Having less cash tied up in receivables, payables and inventory means having more cash available for paying down debt or investing in your business.

Executive Summary with Jason Sweatt, Liquidity and Deposits Group Manager

The working capital optimization, or cash conversion, cycle allows you to look at these three areas to determine where your cash is tied up, says Jason Sweatt, vice president and liquidity and deposits group manager at Regions Bank.

Sweatt recently shared his thoughts about the cycle and what it means for your business.

What is the working capital optimization cycle?

The working capital optimization cycle is a way of looking at a company’s receivables, payables and inventory and at how it handles those on a day-to-day basis.

The cycle provides a look at how much working capital it takes to run your business.

There are three aspects: receivables, payables and inventory. A receivables perspective shows how many days it takes to get paid. A payables perspective shows how long it takes to pay your vendors. An inventory perspective shows you how long it takes to turn over your inventory.

How do you calculate the working capital optimization cycle?

To calculate receivables, multiply your sales by 365 days and divide that from your accounts receivables. That will give you your days sales outstanding.

To calculate payables, multiply cost of goods sold by 365 days and divide that from your accounts payable. That will give you your days payable outstanding.

To calculate your inventory, multiply your cost of goods sold by 365 days and divide that from your inventory cost. That will give you your days inventory outstanding.

The working capital optimization cycle equals days sales outstanding plus days inventory outstanding minus days payable outstanding.

This number will vary depending on your individual business and industry. However, businesses should look at their working capital optimization cycle year over year to see how they're performing and compare themselves to their peers. The information for publicly traded companies is available online to use as a benchmark.

How can a business manage these three aspects to increase cash flow?

You want to get receivables in as fast as possible, and you do that by having the right mix of treasury management services, such as by having your clients pay you by automated clearing house or wire. You can also offer a discount for clients who pay quickly.

On the payables side, you want to delay payment to vendors as long as possible, unless there’s a discount for early payment that you can take advantage of. You want to hang on to your cash as long as you can so you can use it to pay down your debt or invest.

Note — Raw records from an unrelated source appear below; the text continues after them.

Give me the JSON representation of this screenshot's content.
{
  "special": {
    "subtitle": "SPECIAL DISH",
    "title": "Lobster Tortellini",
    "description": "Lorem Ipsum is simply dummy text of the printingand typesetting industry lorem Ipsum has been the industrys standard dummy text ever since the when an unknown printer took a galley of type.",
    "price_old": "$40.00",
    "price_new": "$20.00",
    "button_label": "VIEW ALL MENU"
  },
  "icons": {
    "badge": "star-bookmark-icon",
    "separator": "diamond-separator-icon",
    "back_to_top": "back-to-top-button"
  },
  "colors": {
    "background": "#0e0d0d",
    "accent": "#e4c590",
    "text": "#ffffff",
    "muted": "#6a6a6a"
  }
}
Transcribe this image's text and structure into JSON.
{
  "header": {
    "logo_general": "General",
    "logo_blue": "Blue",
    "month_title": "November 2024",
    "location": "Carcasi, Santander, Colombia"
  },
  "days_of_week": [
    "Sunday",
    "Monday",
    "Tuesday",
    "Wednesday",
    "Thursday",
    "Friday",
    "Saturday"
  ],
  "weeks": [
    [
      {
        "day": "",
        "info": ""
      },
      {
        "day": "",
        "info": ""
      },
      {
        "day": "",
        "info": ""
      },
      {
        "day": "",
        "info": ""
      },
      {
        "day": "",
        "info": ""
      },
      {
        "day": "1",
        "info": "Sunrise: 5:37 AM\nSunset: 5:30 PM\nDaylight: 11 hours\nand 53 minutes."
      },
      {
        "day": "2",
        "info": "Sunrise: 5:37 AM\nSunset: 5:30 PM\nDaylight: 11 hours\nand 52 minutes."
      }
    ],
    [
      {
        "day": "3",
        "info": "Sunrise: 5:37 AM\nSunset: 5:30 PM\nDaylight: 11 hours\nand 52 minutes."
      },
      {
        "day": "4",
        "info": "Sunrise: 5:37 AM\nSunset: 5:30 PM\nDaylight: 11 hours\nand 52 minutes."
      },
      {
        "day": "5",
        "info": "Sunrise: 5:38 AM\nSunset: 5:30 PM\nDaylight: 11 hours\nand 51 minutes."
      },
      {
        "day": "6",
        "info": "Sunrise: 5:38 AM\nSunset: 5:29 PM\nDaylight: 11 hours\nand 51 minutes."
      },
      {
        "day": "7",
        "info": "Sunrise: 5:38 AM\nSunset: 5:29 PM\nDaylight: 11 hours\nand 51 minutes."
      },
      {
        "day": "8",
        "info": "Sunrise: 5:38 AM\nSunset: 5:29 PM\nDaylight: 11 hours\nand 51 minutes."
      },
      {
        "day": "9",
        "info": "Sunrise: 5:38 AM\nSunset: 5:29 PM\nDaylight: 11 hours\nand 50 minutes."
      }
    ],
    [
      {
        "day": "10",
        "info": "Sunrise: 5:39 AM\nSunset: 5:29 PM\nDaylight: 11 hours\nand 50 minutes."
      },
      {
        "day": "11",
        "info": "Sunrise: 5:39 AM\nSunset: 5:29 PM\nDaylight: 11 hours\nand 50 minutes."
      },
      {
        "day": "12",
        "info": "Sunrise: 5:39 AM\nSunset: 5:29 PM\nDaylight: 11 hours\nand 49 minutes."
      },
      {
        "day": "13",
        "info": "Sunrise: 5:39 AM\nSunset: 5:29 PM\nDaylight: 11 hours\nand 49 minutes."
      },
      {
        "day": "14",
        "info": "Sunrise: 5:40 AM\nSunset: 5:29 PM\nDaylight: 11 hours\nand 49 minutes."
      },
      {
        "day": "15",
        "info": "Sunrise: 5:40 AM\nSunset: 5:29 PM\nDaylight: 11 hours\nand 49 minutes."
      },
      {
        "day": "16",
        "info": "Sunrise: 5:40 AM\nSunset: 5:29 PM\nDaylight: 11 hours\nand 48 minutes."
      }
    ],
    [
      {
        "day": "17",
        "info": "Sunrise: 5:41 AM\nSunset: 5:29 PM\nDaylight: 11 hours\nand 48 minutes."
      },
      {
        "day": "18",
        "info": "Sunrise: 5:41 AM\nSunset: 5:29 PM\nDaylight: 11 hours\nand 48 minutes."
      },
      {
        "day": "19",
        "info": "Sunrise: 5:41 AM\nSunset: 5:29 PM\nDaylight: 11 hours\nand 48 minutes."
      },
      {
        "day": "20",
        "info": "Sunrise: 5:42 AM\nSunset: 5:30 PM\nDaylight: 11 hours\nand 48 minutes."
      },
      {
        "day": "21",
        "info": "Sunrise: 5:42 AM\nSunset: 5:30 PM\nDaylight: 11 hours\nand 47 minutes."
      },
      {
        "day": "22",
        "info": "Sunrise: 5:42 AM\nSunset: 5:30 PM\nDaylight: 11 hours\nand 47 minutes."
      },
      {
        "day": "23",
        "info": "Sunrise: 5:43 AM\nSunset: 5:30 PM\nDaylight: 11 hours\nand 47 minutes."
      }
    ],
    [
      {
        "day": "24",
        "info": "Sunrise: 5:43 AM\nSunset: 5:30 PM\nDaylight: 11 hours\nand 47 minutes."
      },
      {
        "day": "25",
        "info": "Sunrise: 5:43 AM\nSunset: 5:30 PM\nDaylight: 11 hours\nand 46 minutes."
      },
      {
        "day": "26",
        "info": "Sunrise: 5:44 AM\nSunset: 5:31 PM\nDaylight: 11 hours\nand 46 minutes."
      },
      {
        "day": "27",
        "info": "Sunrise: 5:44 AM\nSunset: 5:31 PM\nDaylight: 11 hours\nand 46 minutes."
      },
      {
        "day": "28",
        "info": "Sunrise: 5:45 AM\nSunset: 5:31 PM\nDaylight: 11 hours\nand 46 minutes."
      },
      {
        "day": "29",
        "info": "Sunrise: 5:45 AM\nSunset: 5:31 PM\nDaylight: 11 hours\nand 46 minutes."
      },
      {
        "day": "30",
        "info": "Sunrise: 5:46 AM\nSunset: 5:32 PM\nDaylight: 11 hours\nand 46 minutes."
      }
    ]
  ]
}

The inventory side varies depending on the business, but each business needs to manage its inventory — lean manufacturing and just-in-time supplies are two popular inventory techniques.

How can a business shorten its working capital optimization cycle?

Businesses need to utilize the right mix of treasury management products. Taking checks to the bank yourself takes time, but a product such as quick deposit allows you to deposit checks directly from your desk.

You can also use a lockbox, which speeds up the deposit process and provides access to funds a few days sooner than if you had taken the money to the bank.

Businesses such as gas stations, which go through a lot of cash, may want to use an electronic vault service in which cashiers deposit money into a vault that sends a feed to the bank telling it the amount. This provides immediate access to funds.

Why is understanding the working capital optimization cycle so important?

It allows you to make more money, which is done through either paying down debt such as a line of credit, or being able to invest funds quicker so you have a rate of return on your cash instead of it sitting there in the cycle.

For example, Regions Bank calculated the working capital optimization cycle of a client and noticed that from 2011 to 2012, the company’s receivables slowed by 10 days. The client said it was the nature of his business with today’s economy, and his receivable contracts had increased to 60 days net pay.

Regions suggested the business convert its checks to automated clearing house, which would save it an average of $2.13 to process each check, saving more than $500 a month. The automated clearing house process also shortened the working capital optimization cycle by delivering funds quicker and providing access sooner.


This information is general in nature and is provided for educational purposes only. Regions makes no representations as to the accuracy, completeness, timeliness, suitability, or validity of any information presented. Information provided and statements made by employees of Regions should not be relied on or interpreted as accounting, financial planning, investment, legal, or tax advice. Regions encourages you to consult a professional for advice applicable to your specific situation.